What should have been a day of fun and laughter turned deadly for an Ohio teenager who was visiting the U.S. National Whitewater Center in Charlotte, North Carolina in 2016. Lauren Seitz was whitewater rafting at the recreational facility when her raft overturned. While in the water she was exposed to a rare and deadly amoeba, Naegleria fowleri, which was growing in the manmade river.
She returned home, feeling sick. Just 11 days later, she died from a brain infection caused by the amoeba. After this tragic incident, the Centers for Disease Control and Prevention (CDC) took samples of the water, and it tested positive for Naegleria fowleri. These findings were deemed significant, as this amoeba had not been found in this particular environment before. The CDC claimed dirt and debris in the water hindered the sanitation process, allowing the amoeba to flourish.
Seitz’s family is suing the U.S. National Whitewater Center and its builder, Recreation Engineering and Planning Inc., in a wrongful death lawsuit. The family claims these parties were reckless and grossly negligent in their care and upkeep for the park, and should be held liable as such.
A lawsuit of this fashion begs the question: What responsibilities to recreational centers, amusement parks and other premises have when their patrons get injured?
The Basics of Premises Liability
Legal responsibilities regarding a patron’s safety falls under premises liability laws. Essentially, premises liability means property owners have certain duties for anyone who enters their property. However, the extent of that responsibility greatly varies, depending on the type of visitor. Additionally these laws may vary from state to state.
There are three broad categories of visitors: Invitees, licensees and trespassers. Invitees are the most common type of visitor to commercial properties and businesses. In the case of a visitor of an amusement park, the visitor has bought a ticket and is legally allowed on the property. A licensee is different, in that they are allowed to be on the property, but weren’t necessarily invited; this classification is almost never used when it comes to amusement parks or businesses in general. Finally, there are trespassers, who are obviously on the property without permission.
Regardless of the type of visitor, business owners have a “duty of care” for their customers. Even a trespasser is owed a minimal duty of care, which means property owners have to at least avoid causing intentional, unnecessary harm. The duty of care for invitees is much more stringent.
The Duty of Care for Invitees

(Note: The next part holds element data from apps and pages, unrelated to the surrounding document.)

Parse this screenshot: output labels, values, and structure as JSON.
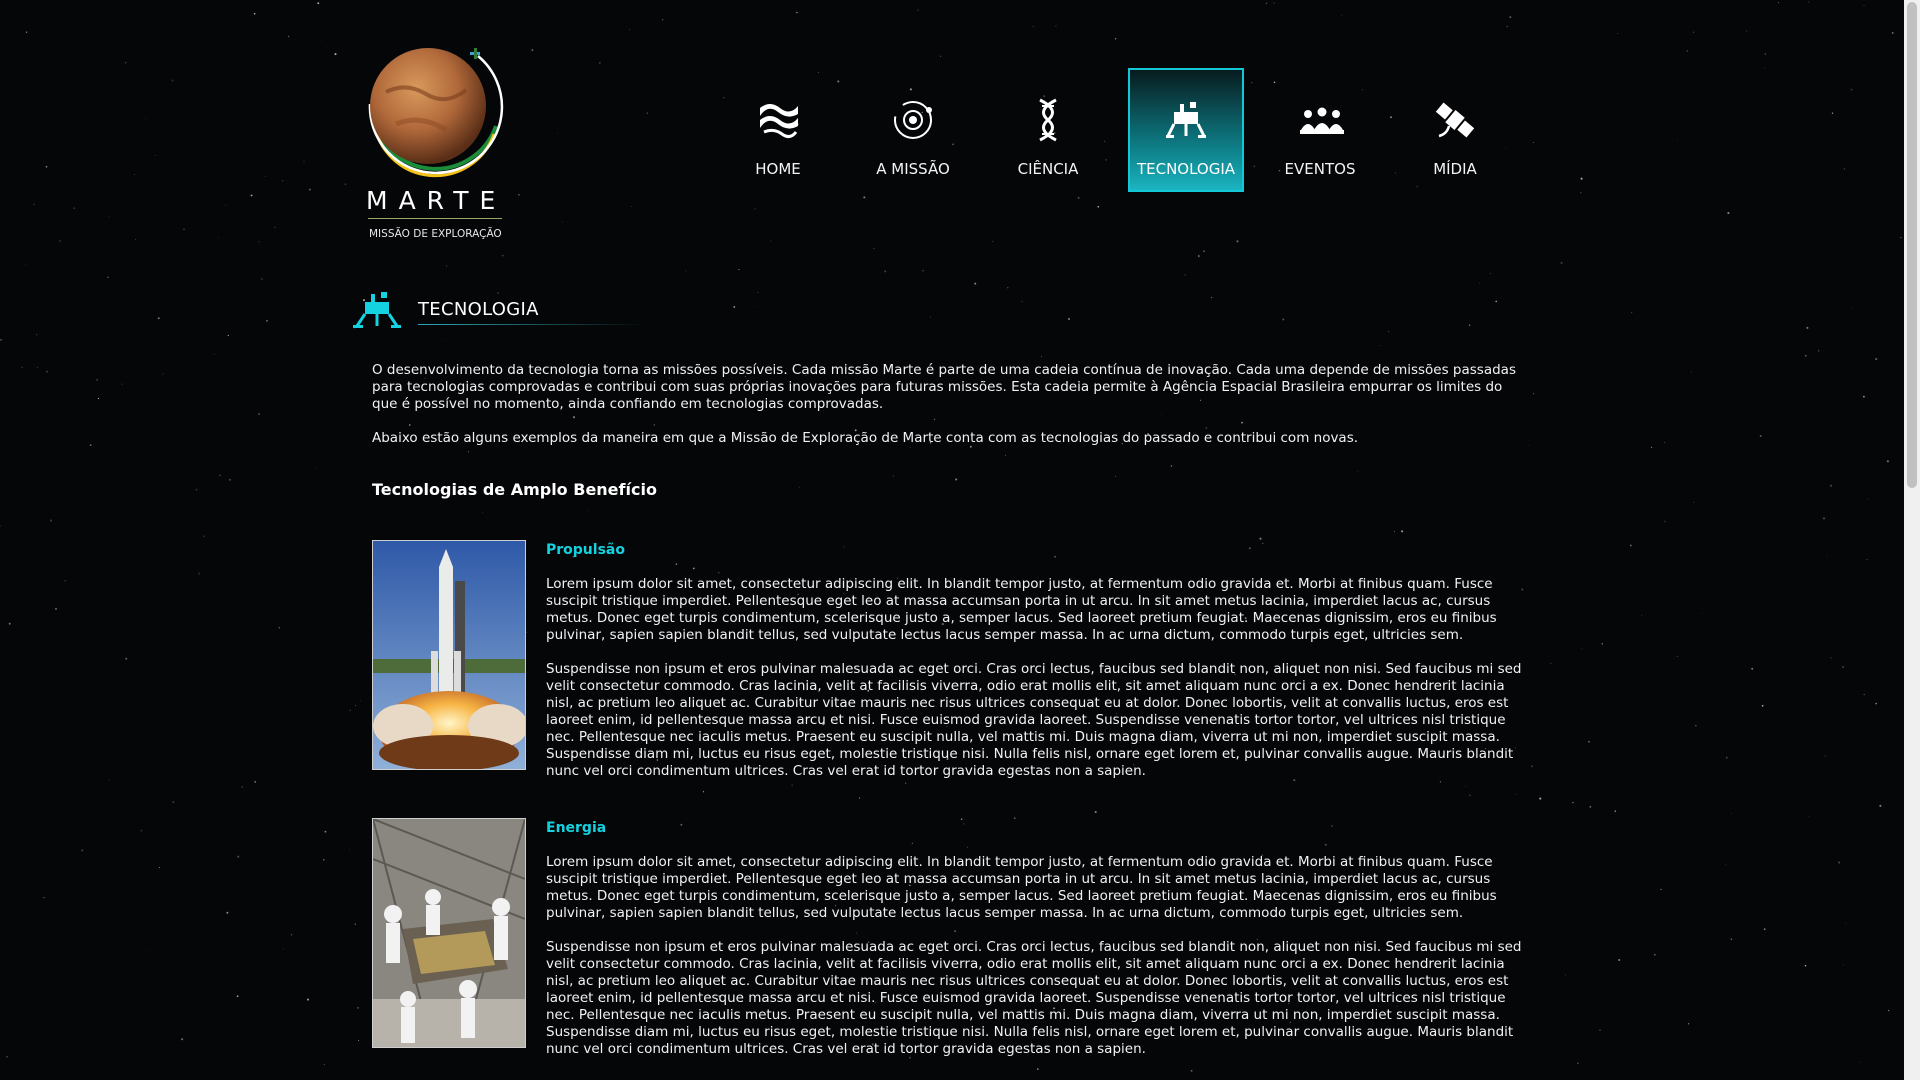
{
  "site": {
    "logo_text": "MARTE",
    "logo_subtitle": "MISSÃO DE EXPLORAÇÃO"
  },
  "nav": [
    {
      "label": "HOME",
      "icon": "waves-icon",
      "active": false
    },
    {
      "label": "A MISSÃO",
      "icon": "orbit-icon",
      "active": false
    },
    {
      "label": "CIÊNCIA",
      "icon": "dna-icon",
      "active": false
    },
    {
      "label": "TECNOLOGIA",
      "icon": "lander-icon",
      "active": true
    },
    {
      "label": "EVENTOS",
      "icon": "people-icon",
      "active": false
    },
    {
      "label": "MÍDIA",
      "icon": "satellite-icon",
      "active": false
    }
  ],
  "section": {
    "title": "TECNOLOGIA",
    "intro_1": "O desenvolvimento da tecnologia torna as missões possíveis. Cada missão Marte é parte de uma cadeia contínua de inovação. Cada uma depende de missões passadas para tecnologias comprovadas e contribui com suas próprias inovações para futuras missões. Esta cadeia permite à Agência Espacial Brasileira empurrar os limites do que é possível no momento, ainda confiando em tecnologias comprovadas.",
    "intro_2": "Abaixo estão alguns exemplos da maneira em que a Missão de Exploração de Marte conta com as tecnologias do passado e contribui com novas.",
    "subheading": "Tecnologias de Amplo Benefício"
  },
  "technologies": [
    {
      "title": "Propulsão",
      "image": "rocket-launch-photo",
      "p1": "Lorem ipsum dolor sit amet, consectetur adipiscing elit. In blandit tempor justo, at fermentum odio gravida et. Morbi at finibus quam. Fusce suscipit tristique imperdiet. Pellentesque eget leo at massa accumsan porta in ut arcu. In sit amet metus lacinia, imperdiet lacus ac, cursus metus. Donec eget turpis condimentum, scelerisque justo a, semper lacus. Sed laoreet pretium feugiat. Maecenas dignissim, eros eu finibus pulvinar, sapien sapien blandit tellus, sed vulputate lectus lacus semper massa. In ac urna dictum, commodo turpis eget, ultricies sem.",
      "p2": "Suspendisse non ipsum et eros pulvinar malesuada ac eget orci. Cras orci lectus, faucibus sed blandit non, aliquet non nisi. Sed faucibus mi sed velit consectetur commodo. Cras lacinia, velit at facilisis viverra, odio erat mollis elit, sit amet aliquam nunc orci a ex. Donec hendrerit lacinia nisl, ac pretium leo aliquet ac. Curabitur vitae mauris nec risus ultrices consequat eu at dolor. Donec lobortis, velit at convallis luctus, eros est laoreet enim, id pellentesque massa arcu et nisi. Fusce euismod gravida laoreet. Suspendisse venenatis tortor tortor, vel ultrices nisl tristique nec. Pellentesque nec iaculis metus. Praesent eu suscipit nulla, vel mattis mi. Duis magna diam, viverra ut mi non, imperdiet suscipit massa. Suspendisse diam mi, luctus eu risus eget, molestie tristique nisi. Nulla felis nisl, ornare eget lorem et, pulvinar convallis augue. Mauris blandit nunc vel orci condimentum ultrices. Cras vel erat id tortor gravida egestas non a sapien."
    },
    {
      "title": "Energia",
      "image": "clean-room-spacecraft-photo",
      "p1": "Lorem ipsum dolor sit amet, consectetur adipiscing elit. In blandit tempor justo, at fermentum odio gravida et. Morbi at finibus quam. Fusce suscipit tristique imperdiet. Pellentesque eget leo at massa accumsan porta in ut arcu. In sit amet metus lacinia, imperdiet lacus ac, cursus metus. Donec eget turpis condimentum, scelerisque justo a, semper lacus. Sed laoreet pretium feugiat. Maecenas dignissim, eros eu finibus pulvinar, sapien sapien blandit tellus, sed vulputate lectus lacus semper massa. In ac urna dictum, commodo turpis eget, ultricies sem.",
      "p2": "Suspendisse non ipsum et eros pulvinar malesuada ac eget orci. Cras orci lectus, faucibus sed blandit non, aliquet non nisi. Sed faucibus mi sed velit consectetur commodo. Cras lacinia, velit at facilisis viverra, odio erat mollis elit, sit amet aliquam nunc orci a ex. Donec hendrerit lacinia nisl, ac pretium leo aliquet ac. Curabitur vitae mauris nec risus ultrices consequat eu at dolor. Donec lobortis, velit at convallis luctus, eros est laoreet enim, id pellentesque massa arcu et nisi. Fusce euismod gravida laoreet. Suspendisse venenatis tortor tortor, vel ultrices nisl tristique nec. Pellentesque nec iaculis metus. Praesent eu suscipit nulla, vel mattis mi. Duis magna diam, viverra ut mi non, imperdiet suscipit massa. Suspendisse diam mi, luctus eu risus eget, molestie tristique nisi. Nulla felis nisl, ornare eget lorem et, pulvinar convallis augue. Mauris blandit nunc vel orci condimentum ultrices. Cras vel erat id tortor gravida egestas non a sapien."
    }
  ],
  "colors": {
    "accent": "#14d2e0",
    "background": "#050608",
    "text": "#f2f2f2"
  }
}
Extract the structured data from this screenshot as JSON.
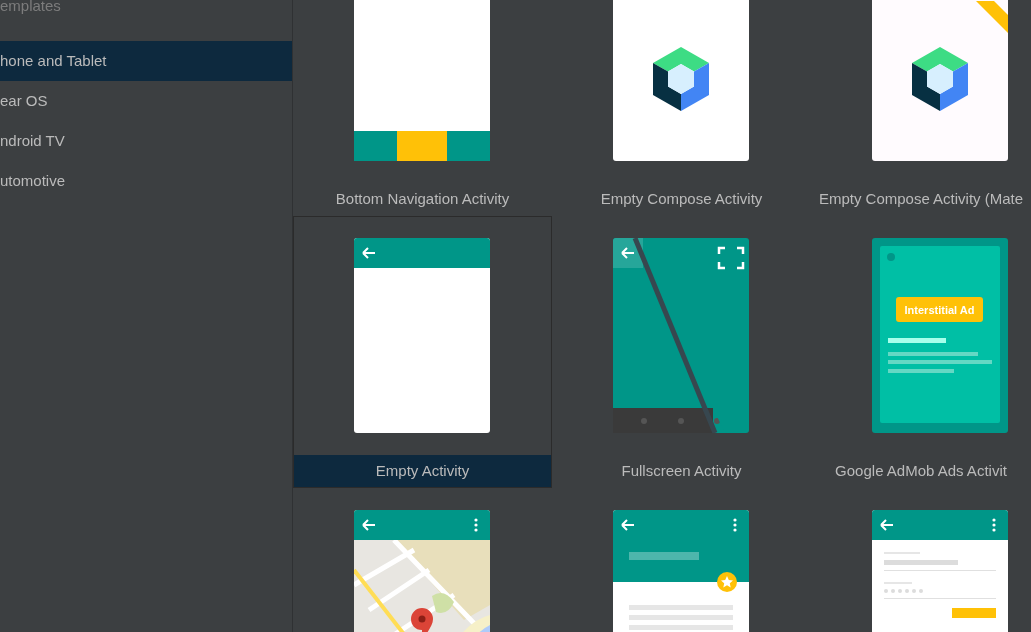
{
  "sidebar": {
    "title": "emplates",
    "items": [
      {
        "label": "hone and Tablet",
        "selected": true
      },
      {
        "label": "ear OS",
        "selected": false
      },
      {
        "label": "ndroid TV",
        "selected": false
      },
      {
        "label": "utomotive",
        "selected": false
      }
    ]
  },
  "templates": [
    {
      "kind": "bottom-nav",
      "label": "Bottom Navigation Activity",
      "selected": false
    },
    {
      "kind": "compose",
      "label": "Empty Compose Activity",
      "selected": false
    },
    {
      "kind": "compose-material",
      "label": "Empty Compose Activity (Mate",
      "selected": false
    },
    {
      "kind": "empty",
      "label": "Empty Activity",
      "selected": true
    },
    {
      "kind": "fullscreen",
      "label": "Fullscreen Activity",
      "selected": false
    },
    {
      "kind": "admob",
      "label": "Google AdMob Ads Activit",
      "badge": "Interstitial Ad",
      "selected": false
    },
    {
      "kind": "maps",
      "selected": false
    },
    {
      "kind": "scrolling",
      "selected": false
    },
    {
      "kind": "login",
      "selected": false
    }
  ]
}
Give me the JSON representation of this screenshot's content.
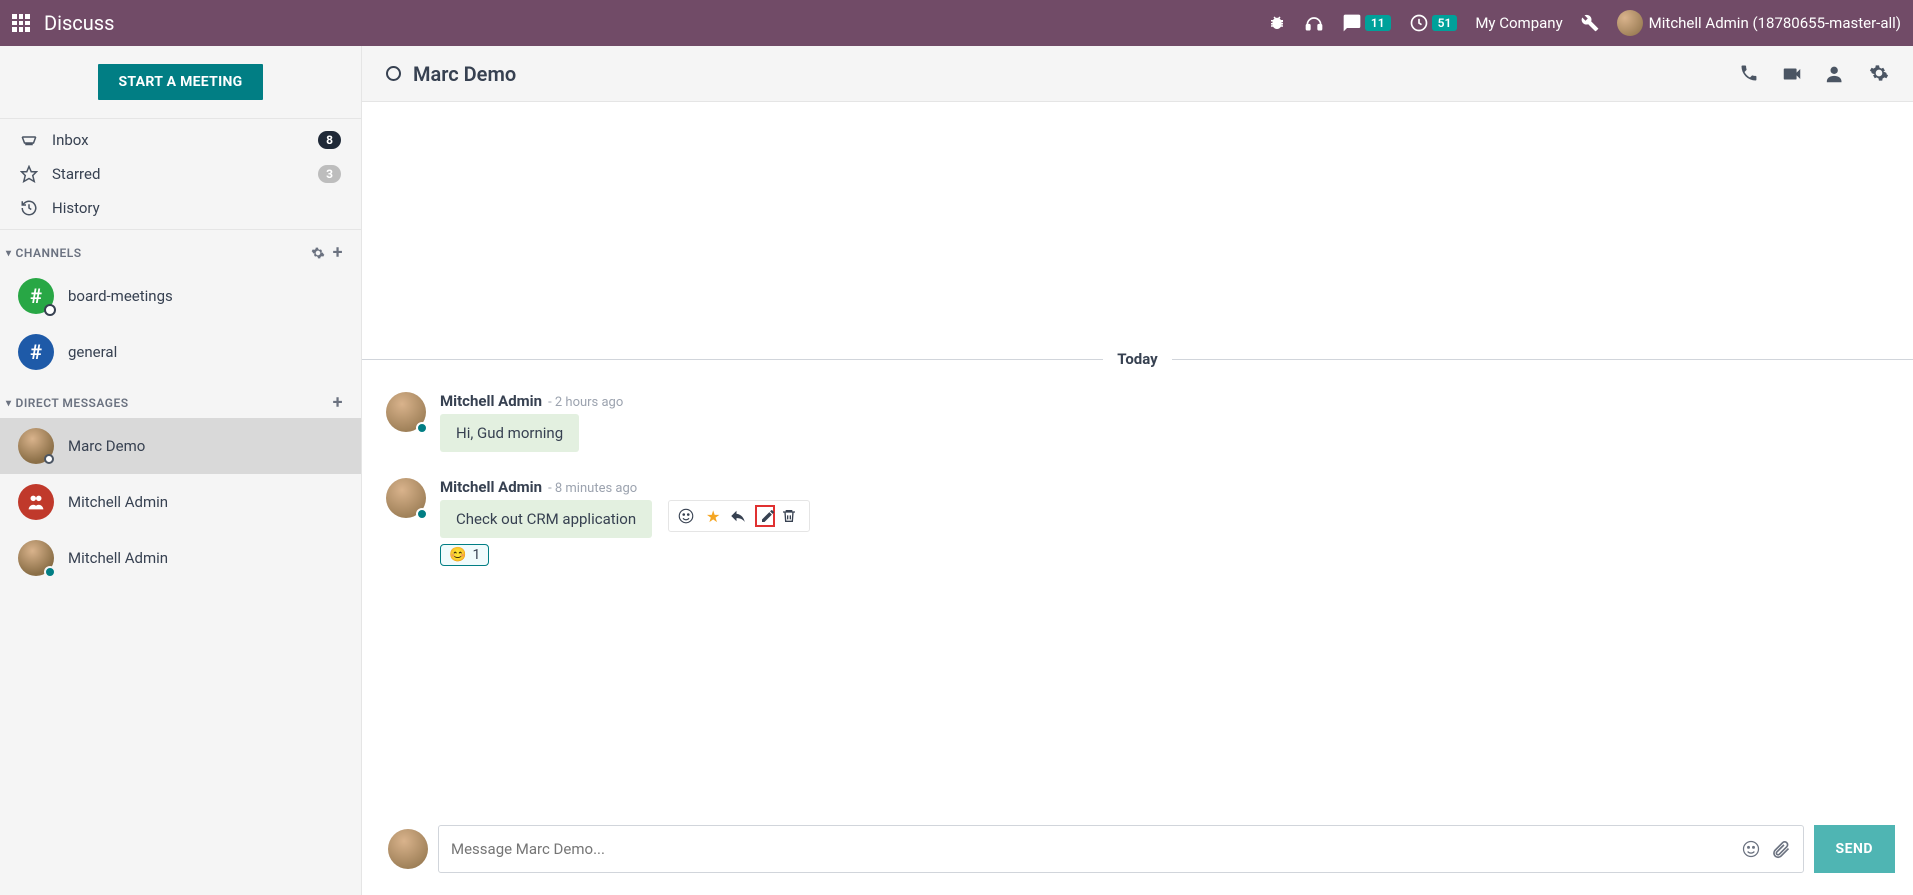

First and most importantly, businesses such as amusement parks must ensure that their attractions are safe for use and will remain that way for the foreseeable future. For some attractions such as water parks and amusement parks, this means ensuring rides are regularly maintained and inspected, safety instructions are given and there is employee supervision while the ride is operational. For a park like the US National Whitewater Center, it may mean that lawyers for Ms. Seitz’s family will argue that the facility did not check the water with enough regularity to prevent the amoebas from infesting the manmade and maintained river.
The duty of care applies to other aspects as well. For instance, parks are supposed to keep the grounds clear of hazards. An example would be a pathway that is constantly wet due to a nearby water ride should potentially have signs to warn patrons that the path may be slick. Reported injuries on publicly accessible commercial businesses are common but many could be avoided when proper maintenance and inspection are priorities for the business owners.
What Duty of Care Doesn’t Cover
Not every injury or incident is a breach of duty of care. For instance, a teenager was recently injured at Six Flags Great Escape in New York because she fell out of a ride. However, an investigation revealed that she fell out due to her own actions, not because of malfunction with the ride. As such, the park did not breach its duty of care. Similarly, if a patron is told to keep their arms and legs inside the ride, but gets injured after ignoring those instructions, the park would likely have a strong defense against claims of negligence.
Every case is different and very factually intensive. For example if a park visitor enters a restricted area that is clearly marked as such, and gets injured, they would likely be treated as a trespasser. Under premise liability laws this classification affects the duty of care that was owed to them and whether or not they are owed compensation for their injuries. However, if signage was ambiguous or nonexistent or the injury was caused in a willful or grossly negligent matter, the park can still potentially be held responsible for injuries.
Liability May Not Be Clear
What about situations where the injured person was clearly not at fault but evidence of the negligence on the part of business is underwhelming? In the event of a ride that was properly maintained but poorly designed, liability may be dispersed to multiple parties such as the companies involved in designing and building the attraction. In some complicated scenarios these types of cases may involve multiple parties and defendants.
In some cases, people may be injured by the acts of a business’ employee or agent. Those situations are very factually dependent and may be contingent on how the injury occurred and in what capacity the agent or employee was working. A case involving a customer injured intentionally by an employee is very different from a case where an employee causes an injury due to oversight or negligence.
There is a common misconception that a property owner or business is always responsible for any injury that occurs on their property. As you can see, these cases hinge on the facts and involve issues that are not always cut and dry. Additionally issues such as governmental immunity, contributory negligence and causation can be relevant factors in assessing liability for injuries that occur on private property. It will be very interesting to see all of the facts that come to light when the case against the U.S. National Whitewater Center is litigated. Regardless of liability, hopefully the case results in the prevention of further injuries.